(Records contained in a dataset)
============
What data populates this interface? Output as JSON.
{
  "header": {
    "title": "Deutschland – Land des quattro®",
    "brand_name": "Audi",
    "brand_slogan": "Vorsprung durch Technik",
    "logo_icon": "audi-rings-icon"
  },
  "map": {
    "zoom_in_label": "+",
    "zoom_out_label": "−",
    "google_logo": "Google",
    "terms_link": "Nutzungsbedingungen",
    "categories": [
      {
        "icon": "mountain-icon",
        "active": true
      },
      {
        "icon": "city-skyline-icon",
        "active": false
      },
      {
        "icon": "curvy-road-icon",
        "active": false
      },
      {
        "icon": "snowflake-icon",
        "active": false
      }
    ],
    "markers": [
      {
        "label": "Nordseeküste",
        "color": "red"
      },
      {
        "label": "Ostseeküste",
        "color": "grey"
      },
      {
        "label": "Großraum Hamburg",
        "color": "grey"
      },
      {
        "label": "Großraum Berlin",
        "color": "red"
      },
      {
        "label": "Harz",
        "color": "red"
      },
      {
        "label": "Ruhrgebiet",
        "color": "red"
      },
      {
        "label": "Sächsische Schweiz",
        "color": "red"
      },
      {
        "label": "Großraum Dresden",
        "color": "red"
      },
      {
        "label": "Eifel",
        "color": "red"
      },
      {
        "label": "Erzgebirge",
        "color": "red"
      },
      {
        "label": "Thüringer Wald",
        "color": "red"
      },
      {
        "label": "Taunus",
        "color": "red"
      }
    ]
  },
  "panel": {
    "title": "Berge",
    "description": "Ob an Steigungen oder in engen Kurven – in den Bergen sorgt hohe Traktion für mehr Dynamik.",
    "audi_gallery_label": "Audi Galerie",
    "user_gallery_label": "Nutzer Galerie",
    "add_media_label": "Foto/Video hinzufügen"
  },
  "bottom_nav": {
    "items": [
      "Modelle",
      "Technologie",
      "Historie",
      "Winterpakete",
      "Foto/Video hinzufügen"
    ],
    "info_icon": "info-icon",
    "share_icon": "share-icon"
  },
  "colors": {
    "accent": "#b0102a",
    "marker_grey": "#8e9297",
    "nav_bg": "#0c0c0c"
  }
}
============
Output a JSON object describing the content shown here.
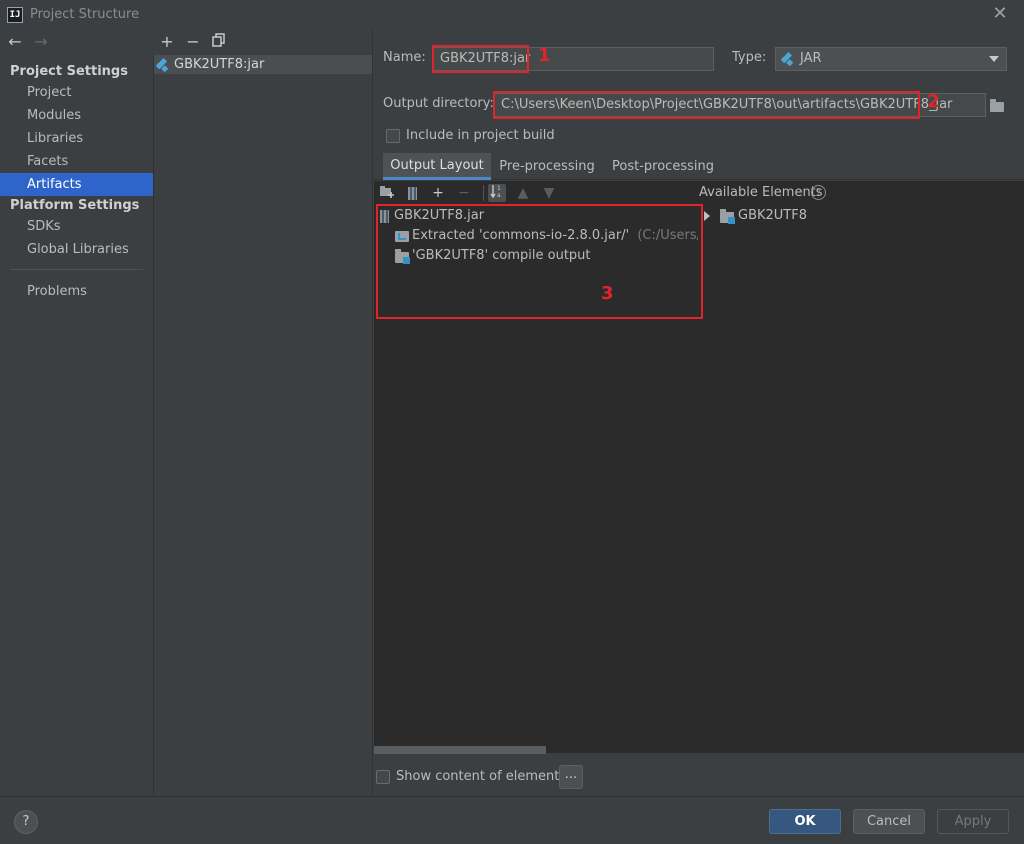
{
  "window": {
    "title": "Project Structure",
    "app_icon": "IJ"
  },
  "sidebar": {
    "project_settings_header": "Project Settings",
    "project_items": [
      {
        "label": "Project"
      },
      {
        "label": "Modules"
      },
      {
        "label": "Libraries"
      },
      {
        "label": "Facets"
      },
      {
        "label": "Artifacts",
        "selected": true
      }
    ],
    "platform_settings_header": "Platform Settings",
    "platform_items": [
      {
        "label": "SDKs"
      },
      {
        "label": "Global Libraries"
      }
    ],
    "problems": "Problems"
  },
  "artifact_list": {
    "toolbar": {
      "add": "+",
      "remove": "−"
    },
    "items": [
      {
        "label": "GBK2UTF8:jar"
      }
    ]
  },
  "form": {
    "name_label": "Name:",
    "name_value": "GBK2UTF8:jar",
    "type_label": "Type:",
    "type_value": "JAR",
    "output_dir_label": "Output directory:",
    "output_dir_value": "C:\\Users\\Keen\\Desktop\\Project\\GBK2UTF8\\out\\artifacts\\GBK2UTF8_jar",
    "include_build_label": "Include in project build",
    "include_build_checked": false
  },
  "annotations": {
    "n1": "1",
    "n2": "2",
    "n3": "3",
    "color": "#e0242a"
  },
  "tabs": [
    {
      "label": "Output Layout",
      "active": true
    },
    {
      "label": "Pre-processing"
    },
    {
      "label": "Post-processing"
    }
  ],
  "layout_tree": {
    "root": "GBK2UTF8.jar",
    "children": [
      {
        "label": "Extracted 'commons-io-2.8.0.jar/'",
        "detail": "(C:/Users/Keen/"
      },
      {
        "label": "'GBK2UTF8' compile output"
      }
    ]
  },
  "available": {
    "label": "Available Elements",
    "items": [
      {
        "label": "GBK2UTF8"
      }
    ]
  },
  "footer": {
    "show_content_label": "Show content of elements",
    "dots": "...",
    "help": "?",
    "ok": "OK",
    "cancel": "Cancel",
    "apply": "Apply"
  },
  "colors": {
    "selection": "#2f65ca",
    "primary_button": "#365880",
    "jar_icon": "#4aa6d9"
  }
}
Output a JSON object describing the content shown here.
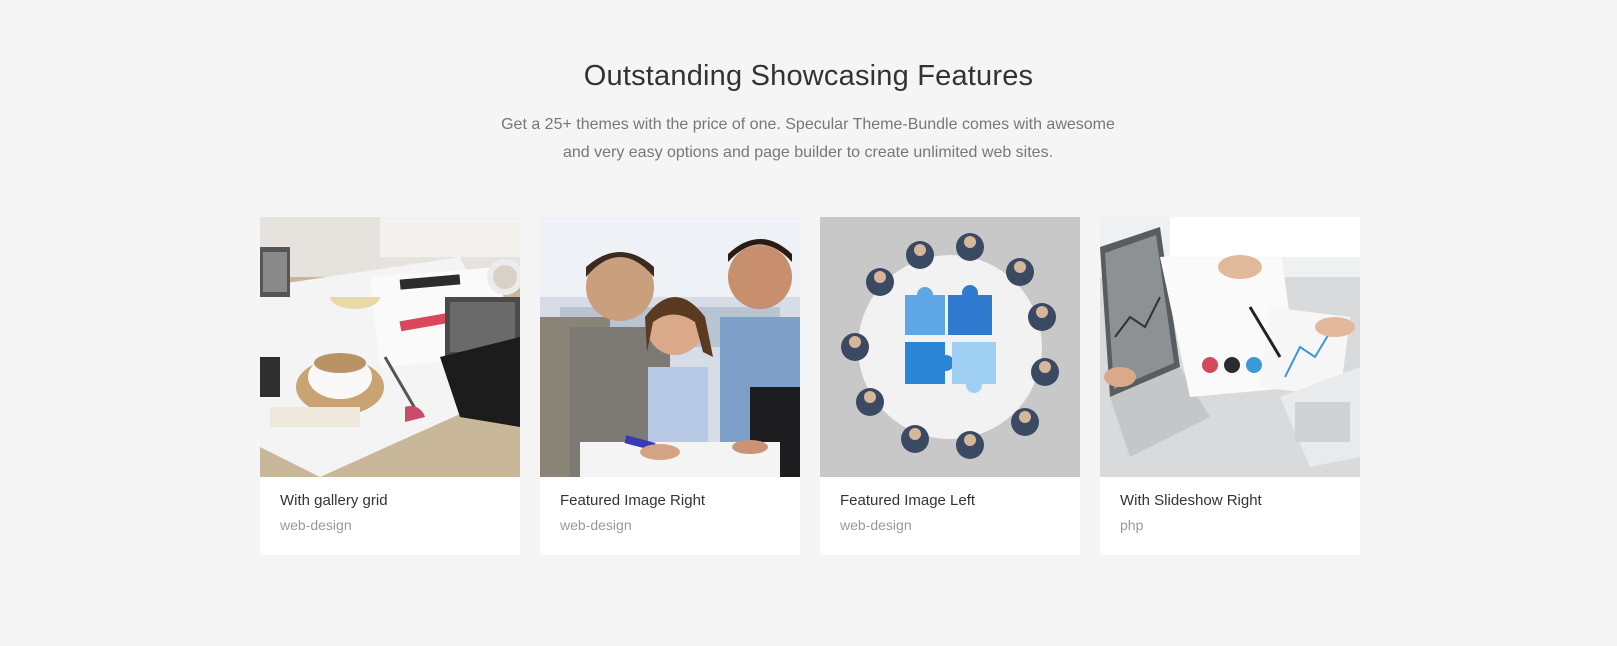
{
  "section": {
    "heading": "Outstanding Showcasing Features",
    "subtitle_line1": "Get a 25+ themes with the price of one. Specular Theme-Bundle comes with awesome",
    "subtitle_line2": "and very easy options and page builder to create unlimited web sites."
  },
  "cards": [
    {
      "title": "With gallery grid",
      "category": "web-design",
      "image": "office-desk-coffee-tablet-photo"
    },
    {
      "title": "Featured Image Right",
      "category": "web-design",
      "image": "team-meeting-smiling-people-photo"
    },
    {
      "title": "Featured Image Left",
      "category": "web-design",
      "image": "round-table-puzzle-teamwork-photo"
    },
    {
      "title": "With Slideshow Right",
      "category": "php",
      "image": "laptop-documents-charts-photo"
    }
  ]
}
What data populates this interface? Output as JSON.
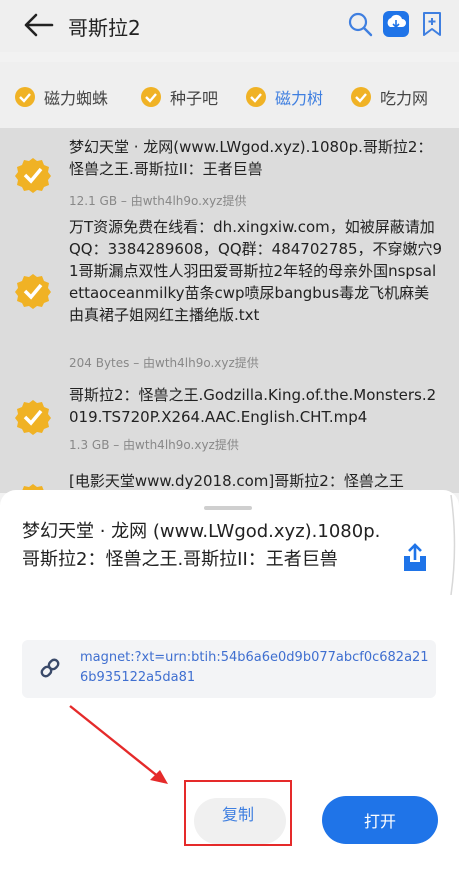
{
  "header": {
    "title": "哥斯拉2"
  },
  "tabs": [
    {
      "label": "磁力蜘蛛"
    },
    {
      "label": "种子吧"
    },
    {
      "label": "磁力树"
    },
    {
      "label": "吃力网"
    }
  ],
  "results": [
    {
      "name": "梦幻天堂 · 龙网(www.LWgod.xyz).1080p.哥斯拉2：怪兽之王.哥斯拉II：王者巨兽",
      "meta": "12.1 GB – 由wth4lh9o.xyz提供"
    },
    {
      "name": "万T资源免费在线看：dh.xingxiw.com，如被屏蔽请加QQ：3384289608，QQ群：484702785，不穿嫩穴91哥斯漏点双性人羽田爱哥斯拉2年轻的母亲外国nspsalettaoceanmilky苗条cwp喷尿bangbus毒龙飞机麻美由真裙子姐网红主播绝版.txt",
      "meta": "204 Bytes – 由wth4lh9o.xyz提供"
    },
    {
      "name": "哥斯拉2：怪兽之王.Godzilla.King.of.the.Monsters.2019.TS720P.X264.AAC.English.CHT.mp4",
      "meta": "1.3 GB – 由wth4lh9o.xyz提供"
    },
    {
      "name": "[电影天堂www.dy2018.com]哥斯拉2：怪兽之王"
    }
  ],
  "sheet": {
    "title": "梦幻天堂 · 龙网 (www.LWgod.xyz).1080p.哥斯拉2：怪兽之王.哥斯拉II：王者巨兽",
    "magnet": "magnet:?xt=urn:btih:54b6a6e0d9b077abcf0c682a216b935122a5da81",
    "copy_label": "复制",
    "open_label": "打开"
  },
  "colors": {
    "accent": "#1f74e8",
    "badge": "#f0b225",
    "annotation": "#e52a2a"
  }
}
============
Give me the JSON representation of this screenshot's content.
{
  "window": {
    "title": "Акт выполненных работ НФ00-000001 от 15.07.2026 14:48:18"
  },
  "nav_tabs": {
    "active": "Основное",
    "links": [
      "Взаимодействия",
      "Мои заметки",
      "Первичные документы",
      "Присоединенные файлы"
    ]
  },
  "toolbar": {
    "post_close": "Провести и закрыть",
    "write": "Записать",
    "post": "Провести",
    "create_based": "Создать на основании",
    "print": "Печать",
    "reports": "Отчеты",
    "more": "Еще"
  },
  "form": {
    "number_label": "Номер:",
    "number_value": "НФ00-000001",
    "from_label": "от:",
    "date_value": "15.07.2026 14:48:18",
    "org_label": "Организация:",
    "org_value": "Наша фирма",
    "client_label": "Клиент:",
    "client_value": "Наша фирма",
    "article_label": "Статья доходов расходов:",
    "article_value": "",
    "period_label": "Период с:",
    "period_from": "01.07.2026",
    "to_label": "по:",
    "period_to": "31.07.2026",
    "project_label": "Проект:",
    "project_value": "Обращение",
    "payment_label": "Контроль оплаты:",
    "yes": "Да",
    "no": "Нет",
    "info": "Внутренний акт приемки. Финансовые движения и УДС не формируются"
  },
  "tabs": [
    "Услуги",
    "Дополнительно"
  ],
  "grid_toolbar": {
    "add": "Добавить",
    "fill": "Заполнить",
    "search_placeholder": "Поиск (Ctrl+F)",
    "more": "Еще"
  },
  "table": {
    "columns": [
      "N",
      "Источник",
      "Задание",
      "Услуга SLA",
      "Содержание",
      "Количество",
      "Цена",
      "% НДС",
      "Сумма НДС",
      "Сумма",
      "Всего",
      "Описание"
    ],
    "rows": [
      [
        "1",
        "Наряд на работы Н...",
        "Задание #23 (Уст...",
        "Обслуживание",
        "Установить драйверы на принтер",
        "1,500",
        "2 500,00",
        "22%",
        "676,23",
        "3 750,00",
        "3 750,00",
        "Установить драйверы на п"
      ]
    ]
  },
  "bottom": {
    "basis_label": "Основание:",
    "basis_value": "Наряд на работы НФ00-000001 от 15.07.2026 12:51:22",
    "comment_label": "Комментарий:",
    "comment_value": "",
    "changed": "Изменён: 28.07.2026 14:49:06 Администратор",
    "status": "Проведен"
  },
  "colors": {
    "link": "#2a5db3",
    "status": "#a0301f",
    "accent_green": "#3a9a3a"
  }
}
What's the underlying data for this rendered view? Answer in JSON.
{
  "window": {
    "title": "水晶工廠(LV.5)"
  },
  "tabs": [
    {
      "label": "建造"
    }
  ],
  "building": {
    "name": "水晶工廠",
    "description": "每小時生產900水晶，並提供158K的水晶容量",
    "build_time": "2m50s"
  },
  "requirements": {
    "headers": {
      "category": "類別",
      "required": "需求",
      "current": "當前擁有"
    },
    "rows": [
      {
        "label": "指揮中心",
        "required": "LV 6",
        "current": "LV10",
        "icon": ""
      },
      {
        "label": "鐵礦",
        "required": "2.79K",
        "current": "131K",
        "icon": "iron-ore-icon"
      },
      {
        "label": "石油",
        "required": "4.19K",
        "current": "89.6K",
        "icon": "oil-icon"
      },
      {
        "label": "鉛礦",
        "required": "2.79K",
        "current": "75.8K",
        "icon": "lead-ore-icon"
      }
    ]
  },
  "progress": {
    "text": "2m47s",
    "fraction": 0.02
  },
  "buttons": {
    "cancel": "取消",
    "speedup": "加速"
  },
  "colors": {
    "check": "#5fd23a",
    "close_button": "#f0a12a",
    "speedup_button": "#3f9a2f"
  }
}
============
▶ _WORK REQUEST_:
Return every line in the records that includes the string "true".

▶ _RESPONSE_:
        "active": true
        "selected": true
      "active": true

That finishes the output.